* [Work order]:
Lines of the data that contain the word "full" are the ones to copy.
** Data listing follows **
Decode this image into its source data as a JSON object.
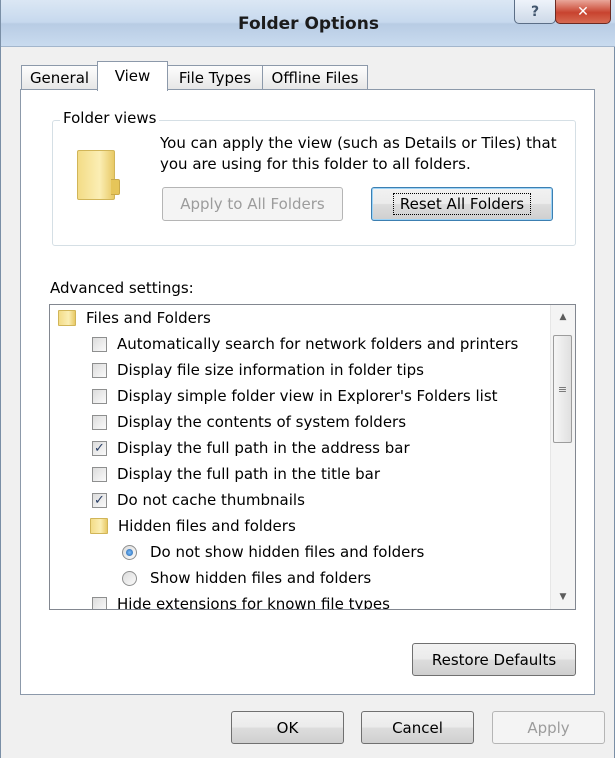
{
  "window": {
    "title": "Folder Options",
    "help_glyph": "?",
    "close_glyph": "✕"
  },
  "tabs": [
    {
      "label": "General"
    },
    {
      "label": "View"
    },
    {
      "label": "File Types"
    },
    {
      "label": "Offline Files"
    }
  ],
  "folder_views": {
    "title": "Folder views",
    "description": "You can apply the view (such as Details or Tiles) that you are using for this folder to all folders.",
    "apply_label": "Apply to All Folders",
    "reset_label": "Reset All Folders"
  },
  "advanced": {
    "label": "Advanced settings:",
    "items": [
      {
        "type": "folder",
        "label": "Files and Folders"
      },
      {
        "type": "checkbox",
        "label": "Automatically search for network folders and printers",
        "checked": false,
        "mark": ""
      },
      {
        "type": "checkbox",
        "label": "Display file size information in folder tips",
        "checked": false,
        "mark": ""
      },
      {
        "type": "checkbox",
        "label": "Display simple folder view in Explorer's Folders list",
        "checked": false,
        "mark": ""
      },
      {
        "type": "checkbox",
        "label": "Display the contents of system folders",
        "checked": false,
        "mark": ""
      },
      {
        "type": "checkbox",
        "label": "Display the full path in the address bar",
        "checked": true,
        "mark": "✓"
      },
      {
        "type": "checkbox",
        "label": "Display the full path in the title bar",
        "checked": false,
        "mark": ""
      },
      {
        "type": "checkbox",
        "label": "Do not cache thumbnails",
        "checked": true,
        "mark": "✓"
      },
      {
        "type": "folder",
        "label": "Hidden files and folders"
      },
      {
        "type": "radio",
        "label": "Do not show hidden files and folders",
        "selected": true
      },
      {
        "type": "radio",
        "label": "Show hidden files and folders",
        "selected": false
      },
      {
        "type": "checkbox",
        "label": "Hide extensions for known file types",
        "checked": false,
        "mark": ""
      }
    ],
    "scroll_up_glyph": "▲",
    "scroll_down_glyph": "▼",
    "scroll_grip_glyph": "≡",
    "restore_label": "Restore Defaults"
  },
  "footer": {
    "ok_label": "OK",
    "cancel_label": "Cancel",
    "apply_label": "Apply"
  }
}
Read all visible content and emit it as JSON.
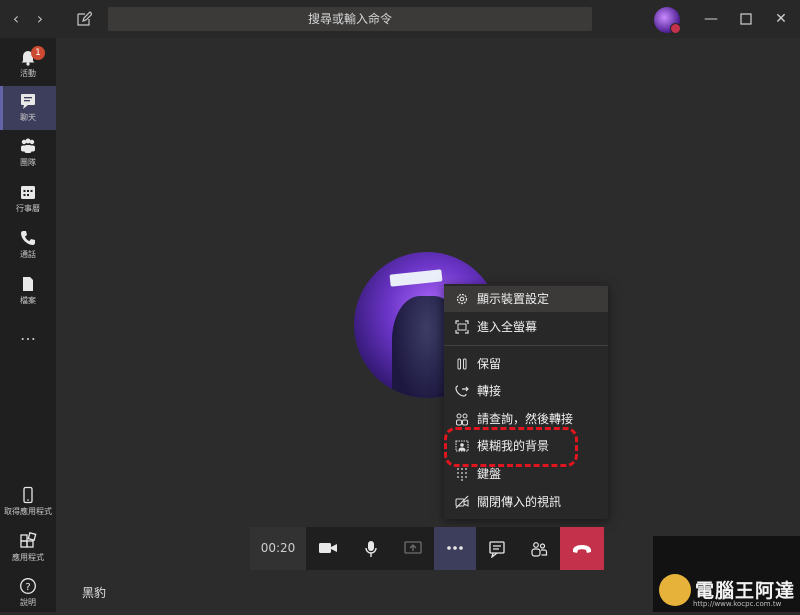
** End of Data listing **
* [Solution below]:
        "label": "Display the full path in the address bar",
        "label": "Display the full path in the title bar",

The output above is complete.